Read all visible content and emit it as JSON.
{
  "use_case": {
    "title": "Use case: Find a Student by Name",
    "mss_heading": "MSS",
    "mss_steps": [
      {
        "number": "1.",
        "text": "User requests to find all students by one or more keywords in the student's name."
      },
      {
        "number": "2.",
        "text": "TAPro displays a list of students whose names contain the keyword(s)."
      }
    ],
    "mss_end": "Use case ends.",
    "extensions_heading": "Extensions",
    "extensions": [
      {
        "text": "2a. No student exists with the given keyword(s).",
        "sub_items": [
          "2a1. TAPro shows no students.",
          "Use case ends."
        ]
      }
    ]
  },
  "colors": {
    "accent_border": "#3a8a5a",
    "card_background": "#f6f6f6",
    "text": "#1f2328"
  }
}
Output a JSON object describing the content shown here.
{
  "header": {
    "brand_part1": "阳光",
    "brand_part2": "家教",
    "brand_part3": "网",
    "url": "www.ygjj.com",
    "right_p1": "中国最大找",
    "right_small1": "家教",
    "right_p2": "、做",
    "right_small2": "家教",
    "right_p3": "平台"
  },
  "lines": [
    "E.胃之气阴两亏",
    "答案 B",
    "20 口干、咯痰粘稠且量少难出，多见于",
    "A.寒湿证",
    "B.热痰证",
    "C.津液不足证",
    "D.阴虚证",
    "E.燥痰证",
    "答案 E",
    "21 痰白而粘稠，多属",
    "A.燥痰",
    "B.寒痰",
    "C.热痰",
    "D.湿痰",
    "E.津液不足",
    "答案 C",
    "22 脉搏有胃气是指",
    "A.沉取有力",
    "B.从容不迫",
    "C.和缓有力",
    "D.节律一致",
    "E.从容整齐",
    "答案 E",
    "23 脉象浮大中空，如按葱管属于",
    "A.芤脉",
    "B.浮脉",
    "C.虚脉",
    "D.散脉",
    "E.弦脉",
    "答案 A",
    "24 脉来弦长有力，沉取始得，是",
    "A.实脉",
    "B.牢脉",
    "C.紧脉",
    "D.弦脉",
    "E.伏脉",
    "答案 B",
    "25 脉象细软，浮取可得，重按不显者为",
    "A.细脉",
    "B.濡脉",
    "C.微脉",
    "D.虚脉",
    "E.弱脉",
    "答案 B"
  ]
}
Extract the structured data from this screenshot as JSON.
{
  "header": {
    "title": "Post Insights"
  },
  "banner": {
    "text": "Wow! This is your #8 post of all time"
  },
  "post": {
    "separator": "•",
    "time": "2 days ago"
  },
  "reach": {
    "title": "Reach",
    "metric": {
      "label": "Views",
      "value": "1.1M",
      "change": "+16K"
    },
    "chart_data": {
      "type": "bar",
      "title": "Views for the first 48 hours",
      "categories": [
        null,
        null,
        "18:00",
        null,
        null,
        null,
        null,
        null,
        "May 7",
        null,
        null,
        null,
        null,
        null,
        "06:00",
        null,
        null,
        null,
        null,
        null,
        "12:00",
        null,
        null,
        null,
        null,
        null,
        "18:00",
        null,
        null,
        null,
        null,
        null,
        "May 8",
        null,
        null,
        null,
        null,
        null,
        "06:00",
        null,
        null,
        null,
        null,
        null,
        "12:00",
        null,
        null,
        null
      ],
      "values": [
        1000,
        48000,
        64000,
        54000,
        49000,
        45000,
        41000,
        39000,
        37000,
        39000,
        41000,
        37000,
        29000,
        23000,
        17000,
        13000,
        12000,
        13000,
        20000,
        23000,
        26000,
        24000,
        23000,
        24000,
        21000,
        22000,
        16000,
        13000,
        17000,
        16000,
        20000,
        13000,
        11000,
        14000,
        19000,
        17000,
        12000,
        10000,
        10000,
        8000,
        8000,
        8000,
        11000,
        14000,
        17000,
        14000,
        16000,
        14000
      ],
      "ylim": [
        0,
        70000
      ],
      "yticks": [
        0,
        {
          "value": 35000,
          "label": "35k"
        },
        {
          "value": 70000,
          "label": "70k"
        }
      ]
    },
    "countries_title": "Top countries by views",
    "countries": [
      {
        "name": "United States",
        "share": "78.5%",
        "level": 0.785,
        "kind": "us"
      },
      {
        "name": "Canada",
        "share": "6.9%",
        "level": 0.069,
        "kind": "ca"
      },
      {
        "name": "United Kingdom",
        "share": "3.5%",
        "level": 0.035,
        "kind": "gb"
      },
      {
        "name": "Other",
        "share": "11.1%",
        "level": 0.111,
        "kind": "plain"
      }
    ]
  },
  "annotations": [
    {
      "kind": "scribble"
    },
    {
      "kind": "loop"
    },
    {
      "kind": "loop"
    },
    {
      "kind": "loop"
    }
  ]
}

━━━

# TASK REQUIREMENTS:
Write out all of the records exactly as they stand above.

# YOUR SOLUTION:
Read all visible content and emit it as JSON.
{
  "use_case": {
    "title": "Use case: Find a Student by Name",
    "mss_heading": "MSS",
    "mss_steps": [
      {
        "number": "1.",
        "text": "User requests to find all students by one or more keywords in the student's name."
      },
      {
        "number": "2.",
        "text": "TAPro displays a list of students whose names contain the keyword(s)."
      }
    ],
    "mss_end": "Use case ends.",
    "extensions_heading": "Extensions",
    "extensions": [
      {
        "text": "2a. No student exists with the given keyword(s).",
        "sub_items": [
          "2a1. TAPro shows no students.",
          "Use case ends."
        ]
      }
    ]
  },
  "colors": {
    "accent_border": "#3a8a5a",
    "card_background": "#f6f6f6",
    "text": "#1f2328"
  }
}
Output a JSON object describing the content shown here.
{
  "header": {
    "brand_part1": "阳光",
    "brand_part2": "家教",
    "brand_part3": "网",
    "url": "www.ygjj.com",
    "right_p1": "中国最大找",
    "right_small1": "家教",
    "right_p2": "、做",
    "right_small2": "家教",
    "right_p3": "平台"
  },
  "lines": [
    "E.胃之气阴两亏",
    "答案 B",
    "20 口干、咯痰粘稠且量少难出，多见于",
    "A.寒湿证",
    "B.热痰证",
    "C.津液不足证",
    "D.阴虚证",
    "E.燥痰证",
    "答案 E",
    "21 痰白而粘稠，多属",
    "A.燥痰",
    "B.寒痰",
    "C.热痰",
    "D.湿痰",
    "E.津液不足",
    "答案 C",
    "22 脉搏有胃气是指",
    "A.沉取有力",
    "B.从容不迫",
    "C.和缓有力",
    "D.节律一致",
    "E.从容整齐",
    "答案 E",
    "23 脉象浮大中空，如按葱管属于",
    "A.芤脉",
    "B.浮脉",
    "C.虚脉",
    "D.散脉",
    "E.弦脉",
    "答案 A",
    "24 脉来弦长有力，沉取始得，是",
    "A.实脉",
    "B.牢脉",
    "C.紧脉",
    "D.弦脉",
    "E.伏脉",
    "答案 B",
    "25 脉象细软，浮取可得，重按不显者为",
    "A.细脉",
    "B.濡脉",
    "C.微脉",
    "D.虚脉",
    "E.弱脉",
    "答案 B"
  ]
}
Extract the structured data from this screenshot as JSON.
{
  "header": {
    "title": "Post Insights"
  },
  "banner": {
    "text": "Wow! This is your #8 post of all time"
  },
  "post": {
    "separator": "•",
    "time": "2 days ago"
  },
  "reach": {
    "title": "Reach",
    "metric": {
      "label": "Views",
      "value": "1.1M",
      "change": "+16K"
    },
    "chart_data": {
      "type": "bar",
      "title": "Views for the first 48 hours",
      "categories": [
        null,
        null,
        "18:00",
        null,
        null,
        null,
        null,
        null,
        "May 7",
        null,
        null,
        null,
        null,
        null,
        "06:00",
        null,
        null,
        null,
        null,
        null,
        "12:00",
        null,
        null,
        null,
        null,
        null,
        "18:00",
        null,
        null,
        null,
        null,
        null,
        "May 8",
        null,
        null,
        null,
        null,
        null,
        "06:00",
        null,
        null,
        null,
        null,
        null,
        "12:00",
        null,
        null,
        null
      ],
      "values": [
        1000,
        48000,
        64000,
        54000,
        49000,
        45000,
        41000,
        39000,
        37000,
        39000,
        41000,
        37000,
        29000,
        23000,
        17000,
        13000,
        12000,
        13000,
        20000,
        23000,
        26000,
        24000,
        23000,
        24000,
        21000,
        22000,
        16000,
        13000,
        17000,
        16000,
        20000,
        13000,
        11000,
        14000,
        19000,
        17000,
        12000,
        10000,
        10000,
        8000,
        8000,
        8000,
        11000,
        14000,
        17000,
        14000,
        16000,
        14000
      ],
      "ylim": [
        0,
        70000
      ],
      "yticks": [
        0,
        {
          "value": 35000,
          "label": "35k"
        },
        {
          "value": 70000,
          "label": "70k"
        }
      ]
    },
    "countries_title": "Top countries by views",
    "countries": [
      {
        "name": "United States",
        "share": "78.5%",
        "level": 0.785,
        "kind": "us"
      },
      {
        "name": "Canada",
        "share": "6.9%",
        "level": 0.069,
        "kind": "ca"
      },
      {
        "name": "United Kingdom",
        "share": "3.5%",
        "level": 0.035,
        "kind": "gb"
      },
      {
        "name": "Other",
        "share": "11.1%",
        "level": 0.111,
        "kind": "plain"
      }
    ]
  },
  "annotations": [
    {
      "kind": "scribble"
    },
    {
      "kind": "loop"
    },
    {
      "kind": "loop"
    },
    {
      "kind": "loop"
    }
  ]
}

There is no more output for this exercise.